(Dataset rows for apps and sites)
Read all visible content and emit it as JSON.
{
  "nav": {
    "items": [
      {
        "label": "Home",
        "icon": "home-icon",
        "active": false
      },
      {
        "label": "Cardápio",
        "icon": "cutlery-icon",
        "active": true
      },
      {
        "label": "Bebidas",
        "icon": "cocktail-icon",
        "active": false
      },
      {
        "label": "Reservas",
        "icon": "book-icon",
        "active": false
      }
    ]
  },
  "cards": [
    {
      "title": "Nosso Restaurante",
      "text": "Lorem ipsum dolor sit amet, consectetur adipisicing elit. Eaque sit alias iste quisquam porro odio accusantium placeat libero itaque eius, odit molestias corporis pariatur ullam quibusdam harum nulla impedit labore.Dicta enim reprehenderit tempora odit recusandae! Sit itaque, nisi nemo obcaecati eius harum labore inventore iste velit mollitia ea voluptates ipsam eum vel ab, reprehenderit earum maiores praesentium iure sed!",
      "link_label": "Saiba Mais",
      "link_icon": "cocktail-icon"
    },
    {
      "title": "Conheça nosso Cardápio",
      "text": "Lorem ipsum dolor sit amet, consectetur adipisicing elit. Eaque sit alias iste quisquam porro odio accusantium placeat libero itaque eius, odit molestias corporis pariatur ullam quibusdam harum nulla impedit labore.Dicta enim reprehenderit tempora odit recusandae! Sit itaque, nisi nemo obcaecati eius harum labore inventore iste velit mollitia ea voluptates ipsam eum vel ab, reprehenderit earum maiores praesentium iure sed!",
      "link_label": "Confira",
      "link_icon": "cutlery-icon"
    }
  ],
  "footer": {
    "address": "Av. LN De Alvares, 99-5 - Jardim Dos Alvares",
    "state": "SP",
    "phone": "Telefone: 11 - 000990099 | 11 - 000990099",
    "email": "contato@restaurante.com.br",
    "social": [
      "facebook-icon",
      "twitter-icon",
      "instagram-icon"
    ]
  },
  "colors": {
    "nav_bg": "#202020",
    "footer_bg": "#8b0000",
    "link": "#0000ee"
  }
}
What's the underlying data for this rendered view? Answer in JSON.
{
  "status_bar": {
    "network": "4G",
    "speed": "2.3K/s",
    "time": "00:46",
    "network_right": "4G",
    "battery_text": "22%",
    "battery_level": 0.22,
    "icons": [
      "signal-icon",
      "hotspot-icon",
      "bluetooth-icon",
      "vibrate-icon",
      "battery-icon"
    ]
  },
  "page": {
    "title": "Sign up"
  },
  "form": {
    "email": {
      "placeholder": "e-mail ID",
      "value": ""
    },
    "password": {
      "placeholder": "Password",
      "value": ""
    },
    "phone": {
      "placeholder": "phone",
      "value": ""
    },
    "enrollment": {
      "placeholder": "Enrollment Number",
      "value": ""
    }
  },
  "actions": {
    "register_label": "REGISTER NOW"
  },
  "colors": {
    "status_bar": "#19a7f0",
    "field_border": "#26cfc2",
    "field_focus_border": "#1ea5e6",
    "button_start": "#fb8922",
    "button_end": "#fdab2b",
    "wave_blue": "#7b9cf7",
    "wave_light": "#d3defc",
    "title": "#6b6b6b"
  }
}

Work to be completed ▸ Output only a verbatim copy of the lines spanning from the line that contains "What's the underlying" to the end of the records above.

Task response ▸
What's the underlying data for this rendered view? Answer in JSON.
{
  "status_bar": {
    "network": "4G",
    "speed": "2.3K/s",
    "time": "00:46",
    "network_right": "4G",
    "battery_text": "22%",
    "battery_level": 0.22,
    "icons": [
      "signal-icon",
      "hotspot-icon",
      "bluetooth-icon",
      "vibrate-icon",
      "battery-icon"
    ]
  },
  "page": {
    "title": "Sign up"
  },
  "form": {
    "email": {
      "placeholder": "e-mail ID",
      "value": ""
    },
    "password": {
      "placeholder": "Password",
      "value": ""
    },
    "phone": {
      "placeholder": "phone",
      "value": ""
    },
    "enrollment": {
      "placeholder": "Enrollment Number",
      "value": ""
    }
  },
  "actions": {
    "register_label": "REGISTER NOW"
  },
  "colors": {
    "status_bar": "#19a7f0",
    "field_border": "#26cfc2",
    "field_focus_border": "#1ea5e6",
    "button_start": "#fb8922",
    "button_end": "#fdab2b",
    "wave_blue": "#7b9cf7",
    "wave_light": "#d3defc",
    "title": "#6b6b6b"
  }
}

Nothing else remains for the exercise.